Forest fires have been spreading across the region and the drier climate has not been helpful in controlling them. While there are many side effects of forest fires, one is that they are causing delays in homeowners getting insurance on their homes or property.
John Homer, owner of Causeway Insurance in Fort Frances, said it is tough for those looking for insurance in affected areas as almost all insurance contracts cannot knowingly bind anything that is within a 50 km radius from a forest fire.
Homer said finding insurance has mainly affected those in rural areas and tourist resorts.
Not only can they not insure homes within a certain kilometer radius of a fire, they also cannot make any policy change which includes adding anything to a policy, Homer said.
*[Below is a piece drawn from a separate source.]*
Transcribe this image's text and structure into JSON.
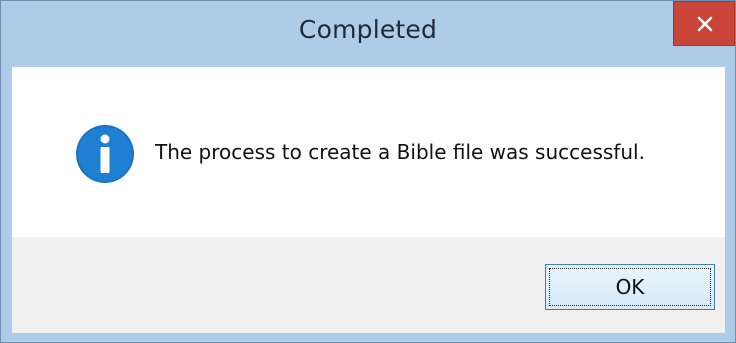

While not being able to dole out insurance or change policies is frustrating for property owners, Homer adds that it is also a hindrance to them and other brokers as it prevents them from bringing in more business. Homer said they are fielding around five to 10 phone calls a week concerning the forest fires.
“At times we have to tell [customers] you have to wait. Earlier in the summer there were probably about five or six that we couldn’t increase the limits,” Homer said.
Homer adds they have not had many issues with insurance in Fort Frances as there are no forest fires in the surrounding area but that issues arise the further out of town you are and the closer you are to the fires.
Homer said he actively looks at the forest fire map to inform his staff where they cannot insure people.
“It’s tough because you can’t blame the insurance company. They’re not going to want to take on a new risk and insure something for $400,000 on the event that it’s going to burn down three weeks later or a month later,” Homer said.
By Monday afternoon, there were no new fires confirmed in the northwest region.
As of Monday, there were 82 active fires in the northwest region. Ten fires were not under control, four fires were being held, nine fires were under control and 59 fires were being monitored.
The fire hazard is mainly low to moderate, with areas of high hazard in the districts of Thunder Bay and Nipigon.
The unfortunate reality is that homeowners are at the mercy of nature, Homer said, adding that forest fires are not the only thing effecting insurance rates.
“Home insurance has paid out way more in claims than they typically do not even from the fires but because everybody’s got their chargers at home,” Homer said. “That’s also caused property insurance prices to skyrocket. Then when you couple it with this kind of weather we’re getting, it’s bad.”
As cooler weather is on the horizon and the flames of forest fires begin to cool, Homer said insurance will be easier to obtain. But for now, it is a waiting game.